[Collected data entries]

>>

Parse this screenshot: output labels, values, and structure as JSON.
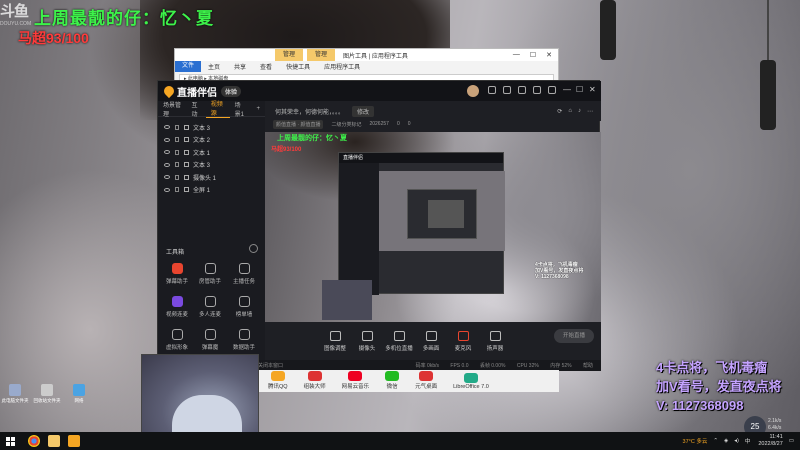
{
  "stream_overlay": {
    "title": "上周最靓的仔：忆丶夏",
    "score": "马超93/100",
    "platform_logo": "斗鱼",
    "platform_sub": "DOUYU.COM"
  },
  "explorer": {
    "tab_manage1": "管理",
    "tab_manage2": "管理",
    "path": "图片工具 | 应用程序工具",
    "ribbon": [
      "文件",
      "主页",
      "共享",
      "查看",
      "快捷工具",
      "应用程序工具"
    ],
    "address": "▸ 此电脑 ▸ 本地磁盘"
  },
  "app": {
    "name": "直播伴侣",
    "version": "体验",
    "side_tabs": [
      "场景管理",
      "互动",
      "视频源",
      "场景1"
    ],
    "scene_items": [
      "文本 3",
      "文本 2",
      "文本 1",
      "文本 3",
      "摄像头 1",
      "全屏 1"
    ],
    "tools_title": "工具箱",
    "tools": [
      {
        "label": "弹幕助手",
        "icon": "danmaku-icon"
      },
      {
        "label": "房管助手",
        "icon": "admin-icon"
      },
      {
        "label": "主播任务",
        "icon": "task-icon"
      },
      {
        "label": "视频连麦",
        "icon": "video-link-icon"
      },
      {
        "label": "多人连麦",
        "icon": "multi-link-icon"
      },
      {
        "label": "榜单墙",
        "icon": "rank-icon"
      },
      {
        "label": "虚拟形象",
        "icon": "avatar-icon"
      },
      {
        "label": "弹幕魔",
        "icon": "magic-icon"
      },
      {
        "label": "数据助手",
        "icon": "data-icon"
      },
      {
        "label": "",
        "icon": "more-icon"
      },
      {
        "label": "",
        "icon": "more-icon"
      },
      {
        "label": "",
        "icon": "more-icon"
      }
    ],
    "live_title": "何其荣幸，何德何能，。。。",
    "modify_btn": "修改",
    "sub_info": [
      "颜值直播 · 颜值直播",
      "二级分类标记",
      "2026257",
      "0",
      "0"
    ],
    "bottom_buttons": [
      "图像调整",
      "摄像头",
      "多机位直播",
      "多画面",
      "麦克风",
      "扬声器"
    ],
    "start_live": "开始直播",
    "status_left": "直播过程中，请勿关闭本窗口",
    "status_right": [
      "码率 0kb/s",
      "FPS 0.0",
      "丢帧 0.00%",
      "CPU 32%",
      "内存 52%",
      "帮助"
    ]
  },
  "preview": {
    "title": "上周最靓的仔：忆丶夏",
    "score": "马超93/100",
    "side_text": [
      "4卡点将，飞机毒瘤",
      "加V看号，发直夜点将",
      "V: 1127368098"
    ],
    "nested_title": "直播伴侣"
  },
  "dock": [
    "腾讯QQ",
    "组装大师",
    "网易云音乐",
    "微信",
    "元气桌面",
    "LibreOffice 7.0"
  ],
  "desktop_icons": [
    "此电脑文件夹",
    "回收站文件夹",
    "网络"
  ],
  "promo": {
    "line1": "4卡点将，飞机毒瘤",
    "line2": "加V看号，发直夜点将",
    "line3": "V: 1127368098"
  },
  "taskbar": {
    "weather": "37°C 多云",
    "time": "11:41",
    "date": "2022/8/27",
    "badge": "25",
    "net_up": "2.1k/s",
    "net_down": "6.4k/s"
  }
}
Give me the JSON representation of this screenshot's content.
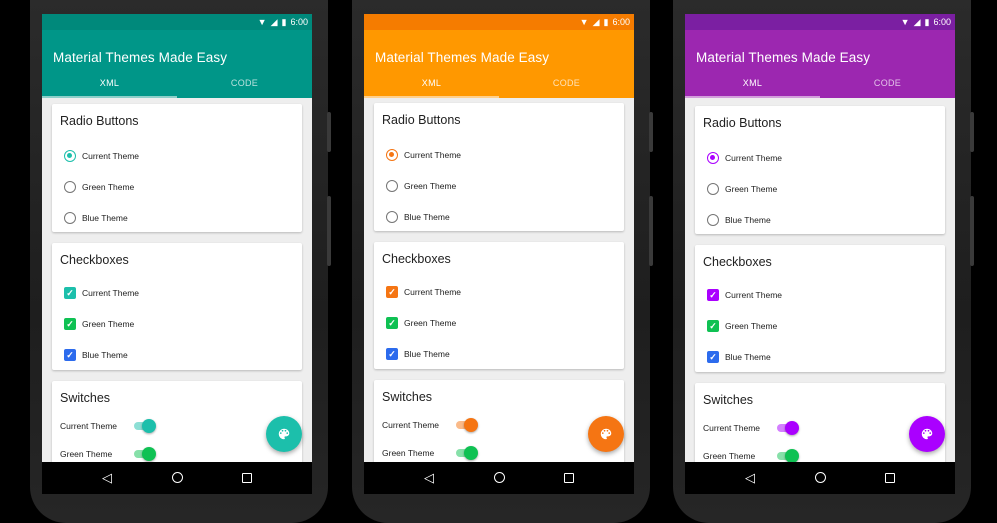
{
  "status_bar": {
    "time": "6:00"
  },
  "app": {
    "title": "Material Themes Made Easy"
  },
  "tabs": [
    {
      "label": "XML"
    },
    {
      "label": "CODE"
    }
  ],
  "sections": {
    "radio": {
      "title": "Radio Buttons",
      "items": [
        "Current Theme",
        "Green Theme",
        "Blue Theme"
      ],
      "selected": 0
    },
    "checkbox": {
      "title": "Checkboxes",
      "items": [
        "Current Theme",
        "Green Theme",
        "Blue Theme"
      ],
      "checked": [
        true,
        true,
        true
      ]
    },
    "switches": {
      "title": "Switches",
      "items": [
        "Current Theme",
        "Green Theme"
      ],
      "on": [
        true,
        true
      ]
    }
  },
  "themes": [
    {
      "name": "teal",
      "status_color": "#00897b",
      "primary": "#009688",
      "accent": "#1cbfab"
    },
    {
      "name": "orange",
      "status_color": "#f57c00",
      "primary": "#ff9800",
      "accent": "#f57513"
    },
    {
      "name": "purple",
      "status_color": "#7b1fa2",
      "primary": "#9c27b0",
      "accent": "#aa00ff"
    }
  ],
  "fixed_colors": {
    "green": "#0fc153",
    "blue": "#2c6bed"
  },
  "icons": {
    "fab": "palette-icon",
    "nav": [
      "back-icon",
      "home-icon",
      "recents-icon"
    ],
    "status": [
      "wifi-icon",
      "signal-icon",
      "battery-icon"
    ]
  }
}
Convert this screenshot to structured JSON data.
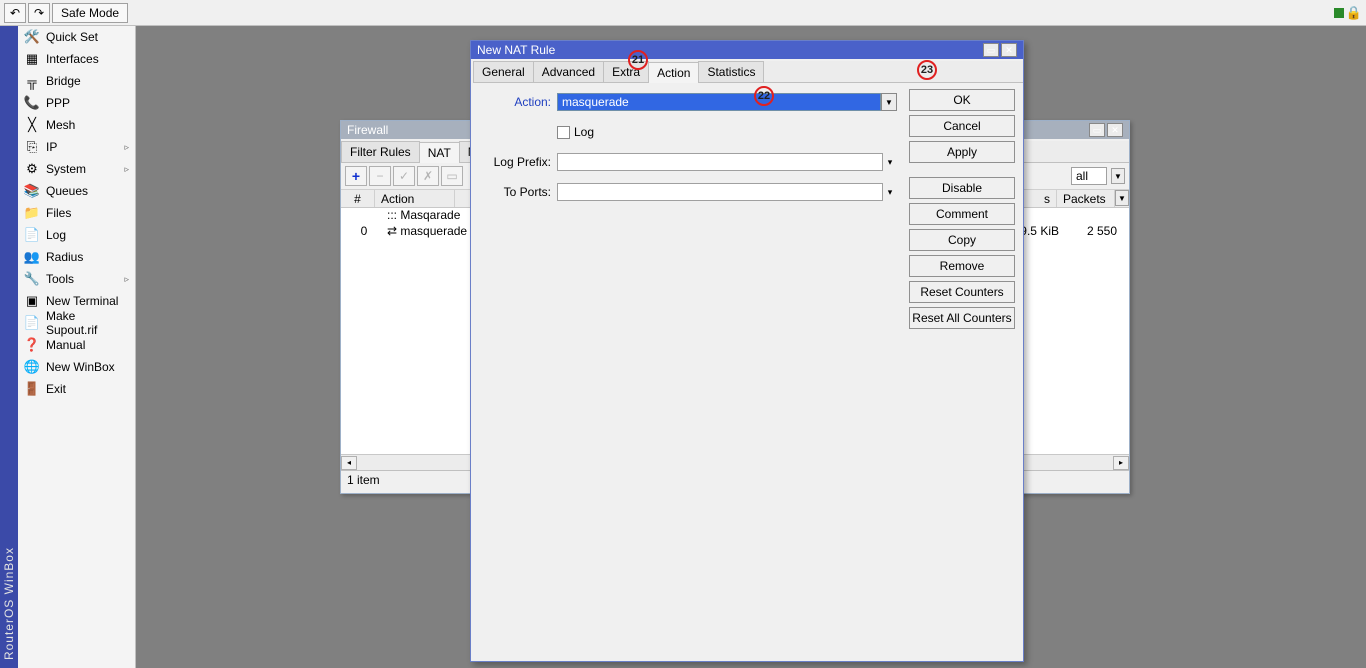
{
  "toolbar": {
    "undo_glyph": "↶",
    "redo_glyph": "↷",
    "safe_mode": "Safe Mode"
  },
  "brand": "RouterOS WinBox",
  "sidebar": {
    "items": [
      {
        "icon": "🛠️",
        "label": "Quick Set",
        "sub": ""
      },
      {
        "icon": "▦",
        "label": "Interfaces",
        "sub": ""
      },
      {
        "icon": "╦",
        "label": "Bridge",
        "sub": ""
      },
      {
        "icon": "📞",
        "label": "PPP",
        "sub": ""
      },
      {
        "icon": "╳",
        "label": "Mesh",
        "sub": ""
      },
      {
        "icon": "⎘",
        "label": "IP",
        "sub": "▹"
      },
      {
        "icon": "⚙",
        "label": "System",
        "sub": "▹"
      },
      {
        "icon": "📚",
        "label": "Queues",
        "sub": ""
      },
      {
        "icon": "📁",
        "label": "Files",
        "sub": ""
      },
      {
        "icon": "📄",
        "label": "Log",
        "sub": ""
      },
      {
        "icon": "👥",
        "label": "Radius",
        "sub": ""
      },
      {
        "icon": "🔧",
        "label": "Tools",
        "sub": "▹"
      },
      {
        "icon": "▣",
        "label": "New Terminal",
        "sub": ""
      },
      {
        "icon": "📄",
        "label": "Make Supout.rif",
        "sub": ""
      },
      {
        "icon": "❓",
        "label": "Manual",
        "sub": ""
      },
      {
        "icon": "🌐",
        "label": "New WinBox",
        "sub": ""
      },
      {
        "icon": "🚪",
        "label": "Exit",
        "sub": ""
      }
    ]
  },
  "firewall": {
    "title": "Firewall",
    "tabs": [
      "Filter Rules",
      "NAT",
      "Mangle"
    ],
    "active_tab": 1,
    "filter_label": "all",
    "columns": {
      "num": "#",
      "action": "Action",
      "bytes_suffix": "s",
      "packets": "Packets"
    },
    "rows": [
      {
        "num": "",
        "action": "::: Masqarade"
      },
      {
        "num": "0",
        "action": "⇄ masquerade"
      }
    ],
    "peek": {
      "bytes": "9.5 KiB",
      "packets": "2 550"
    },
    "status": "1 item"
  },
  "nat": {
    "title": "New NAT Rule",
    "tabs": [
      "General",
      "Advanced",
      "Extra",
      "Action",
      "Statistics"
    ],
    "active_tab": 3,
    "labels": {
      "action": "Action:",
      "log": "Log",
      "log_prefix": "Log Prefix:",
      "to_ports": "To Ports:"
    },
    "action_value": "masquerade",
    "log_prefix_value": "",
    "to_ports_value": "",
    "buttons": [
      "OK",
      "Cancel",
      "Apply",
      "Disable",
      "Comment",
      "Copy",
      "Remove",
      "Reset Counters",
      "Reset All Counters"
    ]
  },
  "callouts": {
    "c21": "21",
    "c22": "22",
    "c23": "23"
  }
}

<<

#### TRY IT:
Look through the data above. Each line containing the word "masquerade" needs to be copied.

#### WRITTEN REPLY:
        "action": "⇄ masquerade"
    "action_value": "masquerade",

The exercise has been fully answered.